== Supplied records ==
::::::::

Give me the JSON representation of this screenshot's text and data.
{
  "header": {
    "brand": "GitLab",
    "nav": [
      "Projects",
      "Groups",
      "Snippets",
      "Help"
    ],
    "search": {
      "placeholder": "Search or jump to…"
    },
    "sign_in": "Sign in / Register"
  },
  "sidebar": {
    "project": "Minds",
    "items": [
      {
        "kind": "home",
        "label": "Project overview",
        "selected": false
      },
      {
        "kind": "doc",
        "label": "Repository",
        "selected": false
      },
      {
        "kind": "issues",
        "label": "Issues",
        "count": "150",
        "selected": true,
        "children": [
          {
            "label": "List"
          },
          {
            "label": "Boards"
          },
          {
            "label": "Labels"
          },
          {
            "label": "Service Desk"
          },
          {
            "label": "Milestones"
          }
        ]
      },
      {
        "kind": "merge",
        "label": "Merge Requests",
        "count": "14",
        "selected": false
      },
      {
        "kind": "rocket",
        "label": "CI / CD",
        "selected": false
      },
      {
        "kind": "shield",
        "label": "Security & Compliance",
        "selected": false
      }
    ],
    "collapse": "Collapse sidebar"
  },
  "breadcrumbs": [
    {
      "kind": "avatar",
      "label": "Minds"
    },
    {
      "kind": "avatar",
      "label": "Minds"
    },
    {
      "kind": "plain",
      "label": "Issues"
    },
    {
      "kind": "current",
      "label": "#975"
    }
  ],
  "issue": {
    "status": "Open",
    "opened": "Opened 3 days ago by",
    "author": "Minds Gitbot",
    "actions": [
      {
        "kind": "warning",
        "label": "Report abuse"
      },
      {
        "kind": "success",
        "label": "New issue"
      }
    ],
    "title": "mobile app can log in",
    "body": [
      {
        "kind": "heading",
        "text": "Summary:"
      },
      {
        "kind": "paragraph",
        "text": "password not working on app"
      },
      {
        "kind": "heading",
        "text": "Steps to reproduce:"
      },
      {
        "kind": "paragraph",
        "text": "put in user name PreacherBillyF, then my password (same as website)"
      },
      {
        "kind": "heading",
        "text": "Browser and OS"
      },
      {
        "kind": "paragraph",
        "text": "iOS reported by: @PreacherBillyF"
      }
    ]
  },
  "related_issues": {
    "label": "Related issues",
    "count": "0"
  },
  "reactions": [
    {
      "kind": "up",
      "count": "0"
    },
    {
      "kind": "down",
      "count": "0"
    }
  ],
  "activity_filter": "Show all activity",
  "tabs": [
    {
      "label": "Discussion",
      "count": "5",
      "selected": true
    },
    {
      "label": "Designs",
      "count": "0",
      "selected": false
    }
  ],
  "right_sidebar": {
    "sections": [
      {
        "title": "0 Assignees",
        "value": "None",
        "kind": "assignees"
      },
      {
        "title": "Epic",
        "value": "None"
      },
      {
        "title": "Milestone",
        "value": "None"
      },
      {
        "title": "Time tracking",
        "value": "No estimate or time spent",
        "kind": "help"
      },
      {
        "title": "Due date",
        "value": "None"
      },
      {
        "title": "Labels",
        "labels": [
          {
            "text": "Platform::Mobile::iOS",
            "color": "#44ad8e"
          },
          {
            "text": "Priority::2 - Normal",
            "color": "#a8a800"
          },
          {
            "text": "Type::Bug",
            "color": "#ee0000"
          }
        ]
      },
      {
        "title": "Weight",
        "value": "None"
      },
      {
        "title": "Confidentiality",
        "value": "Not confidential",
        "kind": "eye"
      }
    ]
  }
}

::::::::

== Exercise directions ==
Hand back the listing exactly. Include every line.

== Answer to the problem ==
Give me the JSON representation of this screenshot's text and data.
{
  "header": {
    "brand": "GitLab",
    "nav": [
      "Projects",
      "Groups",
      "Snippets",
      "Help"
    ],
    "search": {
      "placeholder": "Search or jump to…"
    },
    "sign_in": "Sign in / Register"
  },
  "sidebar": {
    "project": "Minds",
    "items": [
      {
        "kind": "home",
        "label": "Project overview",
        "selected": false
      },
      {
        "kind": "doc",
        "label": "Repository",
        "selected": false
      },
      {
        "kind": "issues",
        "label": "Issues",
        "count": "150",
        "selected": true,
        "children": [
          {
            "label": "List"
          },
          {
            "label": "Boards"
          },
          {
            "label": "Labels"
          },
          {
            "label": "Service Desk"
          },
          {
            "label": "Milestones"
          }
        ]
      },
      {
        "kind": "merge",
        "label": "Merge Requests",
        "count": "14",
        "selected": false
      },
      {
        "kind": "rocket",
        "label": "CI / CD",
        "selected": false
      },
      {
        "kind": "shield",
        "label": "Security & Compliance",
        "selected": false
      }
    ],
    "collapse": "Collapse sidebar"
  },
  "breadcrumbs": [
    {
      "kind": "avatar",
      "label": "Minds"
    },
    {
      "kind": "avatar",
      "label": "Minds"
    },
    {
      "kind": "plain",
      "label": "Issues"
    },
    {
      "kind": "current",
      "label": "#975"
    }
  ],
  "issue": {
    "status": "Open",
    "opened": "Opened 3 days ago by",
    "author": "Minds Gitbot",
    "actions": [
      {
        "kind": "warning",
        "label": "Report abuse"
      },
      {
        "kind": "success",
        "label": "New issue"
      }
    ],
    "title": "mobile app can log in",
    "body": [
      {
        "kind": "heading",
        "text": "Summary:"
      },
      {
        "kind": "paragraph",
        "text": "password not working on app"
      },
      {
        "kind": "heading",
        "text": "Steps to reproduce:"
      },
      {
        "kind": "paragraph",
        "text": "put in user name PreacherBillyF, then my password (same as website)"
      },
      {
        "kind": "heading",
        "text": "Browser and OS"
      },
      {
        "kind": "paragraph",
        "text": "iOS reported by: @PreacherBillyF"
      }
    ]
  },
  "related_issues": {
    "label": "Related issues",
    "count": "0"
  },
  "reactions": [
    {
      "kind": "up",
      "count": "0"
    },
    {
      "kind": "down",
      "count": "0"
    }
  ],
  "activity_filter": "Show all activity",
  "tabs": [
    {
      "label": "Discussion",
      "count": "5",
      "selected": true
    },
    {
      "label": "Designs",
      "count": "0",
      "selected": false
    }
  ],
  "right_sidebar": {
    "sections": [
      {
        "title": "0 Assignees",
        "value": "None",
        "kind": "assignees"
      },
      {
        "title": "Epic",
        "value": "None"
      },
      {
        "title": "Milestone",
        "value": "None"
      },
      {
        "title": "Time tracking",
        "value": "No estimate or time spent",
        "kind": "help"
      },
      {
        "title": "Due date",
        "value": "None"
      },
      {
        "title": "Labels",
        "labels": [
          {
            "text": "Platform::Mobile::iOS",
            "color": "#44ad8e"
          },
          {
            "text": "Priority::2 - Normal",
            "color": "#a8a800"
          },
          {
            "text": "Type::Bug",
            "color": "#ee0000"
          }
        ]
      },
      {
        "title": "Weight",
        "value": "None"
      },
      {
        "title": "Confidentiality",
        "value": "Not confidential",
        "kind": "eye"
      }
    ]
  }
}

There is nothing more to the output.